Find one example in each poem of a feature that could help a storyteller recite that poem.The Wanderer, The Seafarer, A Wife's Lament. Explain why it would help.
The poetry of the Anglo-Saxon period was overwhelmingly elegiac. What this means is that the poems told the story of a person's life by revealing the personal thoughts and feelings of a single speaker.
These poems were also considered lyrical in the fact that they denoted the thoughts and feelings of a single speaker and spoke about the events in the speaker's life.
Not only did the poems speak to the events within one's life, the poems also had lyrical elements. What this refers to is the fact that the poems of this period were typically sung. With no global, or even local, language, the epics and poems of this period were sung.
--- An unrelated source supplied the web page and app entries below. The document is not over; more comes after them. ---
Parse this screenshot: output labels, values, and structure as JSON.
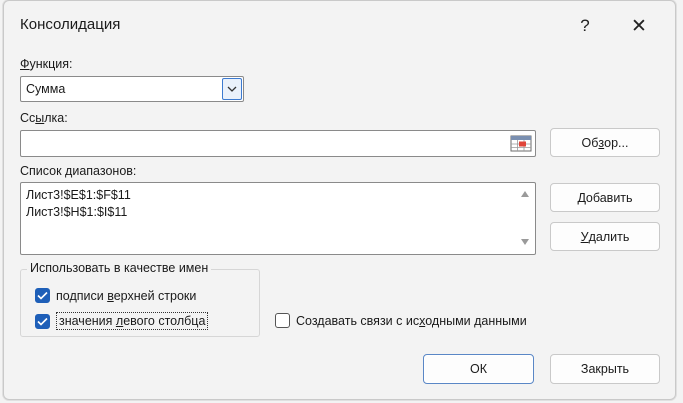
{
  "dialog": {
    "title": "Консолидация",
    "help_glyph": "?",
    "close_glyph": "✕"
  },
  "function": {
    "label_ul": "Ф",
    "label_rest": "ункция:",
    "selected": "Сумма"
  },
  "reference": {
    "label_pre": "Сс",
    "label_ul": "ы",
    "label_post": "лка:",
    "value": "",
    "browse_pre": "Об",
    "browse_ul": "з",
    "browse_post": "ор..."
  },
  "ranges": {
    "label": "Список диапазонов:",
    "items": [
      "Лист3!$E$1:$F$11",
      "Лист3!$H$1:$I$11"
    ],
    "add_pre": "",
    "add_ul": "Д",
    "add_post": "обавить",
    "delete_pre": "",
    "delete_ul": "У",
    "delete_post": "далить"
  },
  "use_labels": {
    "title": "Использовать в качестве имен",
    "top_row": {
      "pre": "подписи ",
      "ul": "в",
      "post": "ерхней строки",
      "checked": true
    },
    "left_column": {
      "pre": "значения ",
      "ul": "л",
      "post": "евого столбца",
      "checked": true
    }
  },
  "links": {
    "pre": "Создавать связи с ис",
    "ul": "х",
    "post": "одными данными",
    "checked": false
  },
  "footer": {
    "ok": "ОК",
    "close": "Закрыть"
  },
  "colors": {
    "accent": "#1e5fb8",
    "background": "#f3f3f3"
  },
  "icons": [
    "help-icon",
    "close-icon",
    "chevron-down-icon",
    "range-select-icon",
    "scroll-up-icon",
    "scroll-down-icon",
    "checkmark-icon"
  ]
}
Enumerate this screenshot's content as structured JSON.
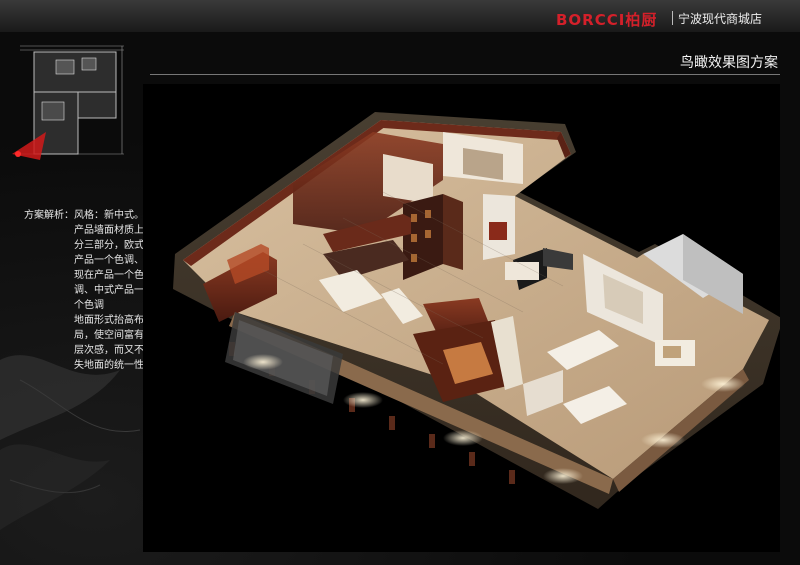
{
  "header": {
    "brand_logo": "BORCCI柏厨",
    "store_name": "宁波现代商城店"
  },
  "page_title": "鸟瞰效果图方案",
  "description": {
    "heading": "方案解析：",
    "lines": [
      "风格：新中式。",
      "产品墙面材质上",
      "分三部分，欧式",
      "产品一个色调、",
      "现在产品一个色",
      "调、中式产品一",
      "个色调",
      "地面形式抬高布",
      "局，使空间富有",
      "层次感，而又不",
      "失地面的统一性。"
    ]
  },
  "colors": {
    "brand_red": "#d4202a",
    "background": "#0b0b0b",
    "floor_warm": "#c9a57a",
    "wood_red": "#6b2a1a"
  }
}
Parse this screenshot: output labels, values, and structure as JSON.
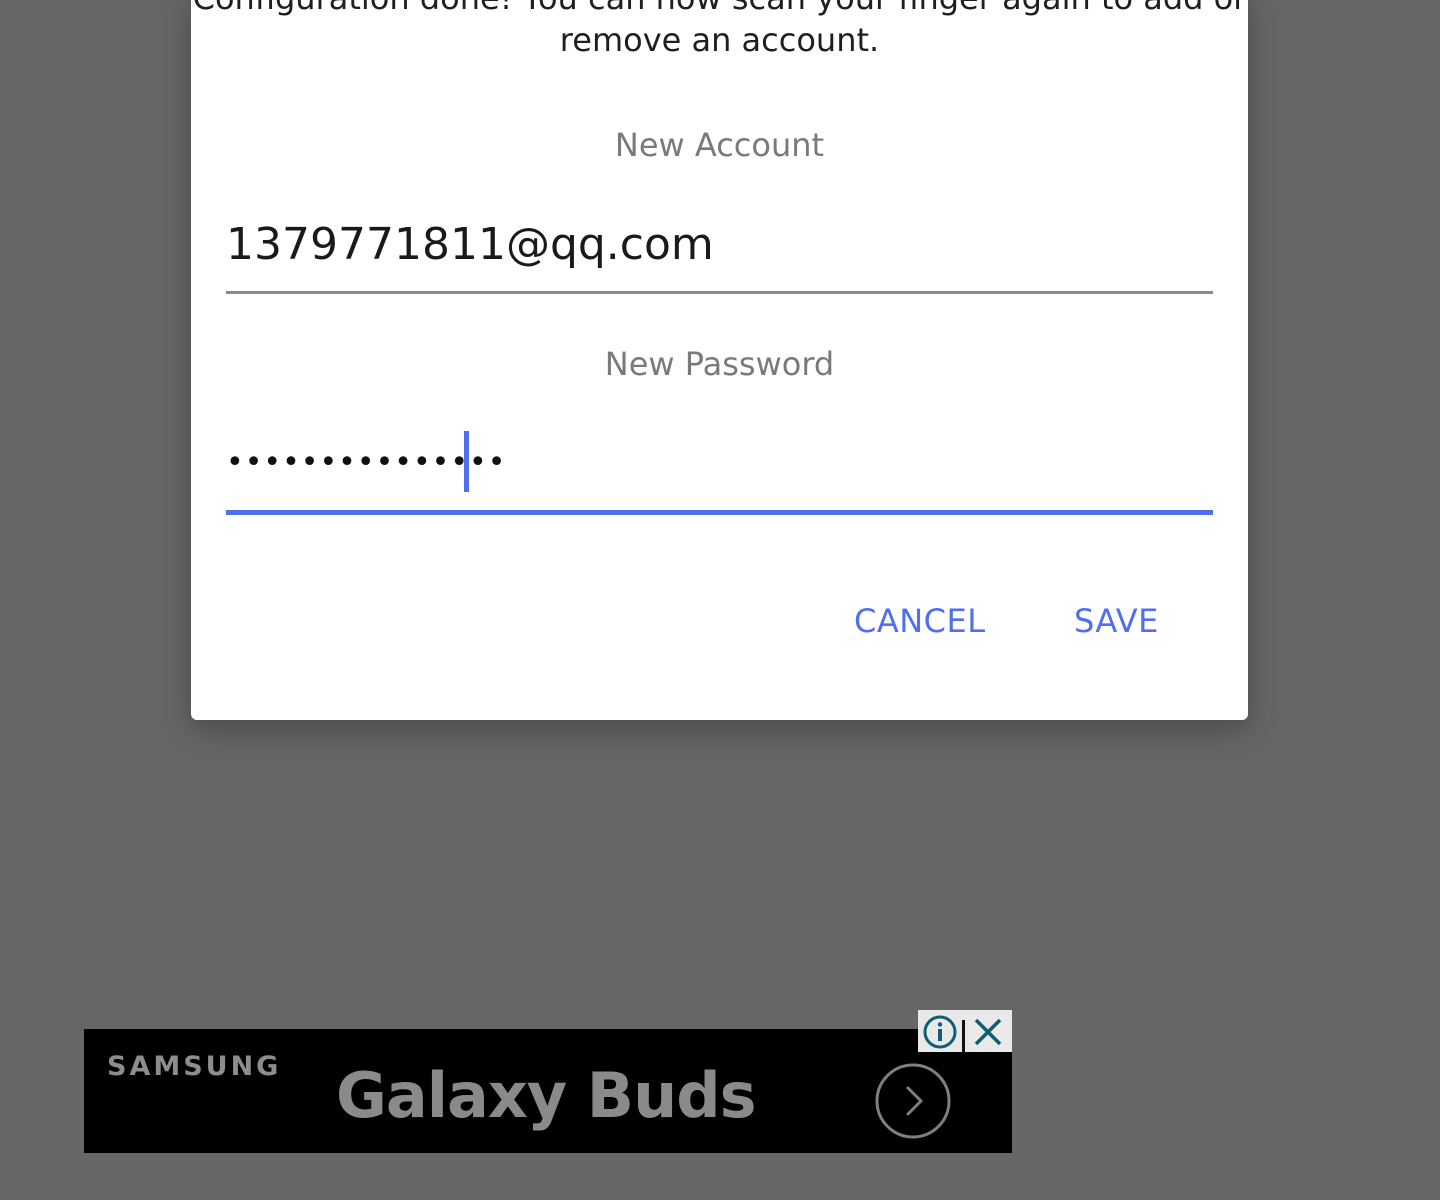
{
  "dialog": {
    "message_line1": "Configuration done! You can now scan your finger again to add or",
    "message_line2": "remove an account.",
    "account_label": "New Account",
    "account_value": "1379771811@qq.com",
    "password_label": "New Password",
    "password_value": "•••••••••••••••",
    "cancel_label": "CANCEL",
    "save_label": "SAVE",
    "accent_color": "#4f6ef2"
  },
  "ad": {
    "brand": "SAMSUNG",
    "product": "Galaxy Buds",
    "icons": [
      "info-icon",
      "close-icon",
      "chevron-right-icon"
    ]
  }
}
Therefore, all three poems, "The Wanderer," "The Seafarer," and "The Wife's Lament" were elegiac and lyrical. The fact that each poem revealed the thoughts and feelings of someone other than the storyteller, or scop (the singer who told the stories) would easily be able to take the feelings spoken of in the text and tell them filled with the same emotion.
Another way to examine this would be the fact that it did not happen to the scop. It is much easier to tell a story which is not yours. The emotions revealed in all three of the poems is, at times, gut-wrenching. It would take some distance from the poem to be able to tell it without breaking down.
At the same time, one last idea to examine, the wanderer and the seafarer are no longer "here." They have moved on. Both have found peace with where they are and in their faith. That being said, a scop would have no choice but to tell another's story.
Poetically, all three contain very distinct elements typical of the period. All three contain kennings (metaphorical phrases used to heighten the language--make it more beautiful), alliteration (the repetition of consonant sounds within a line of poetry--adds to the lyrical "voice" of the poem, and assonance (the repetition of a vowel sound within a line of poetry--offers same lyrical "voice" as alliteration).
Direct examples of these, from the poems, are:
"Paths of exile" (meaning the ocean) from "The Wanderer"- kenning example.
"Bark's bows" from "The Seafarer"- alliteration example (the repetition of "b" in both words.
"I make this song of myself, deeply sorrowing" from "The Wife's Lament"- assonance example (the "o" sound in "song" and "sorrow").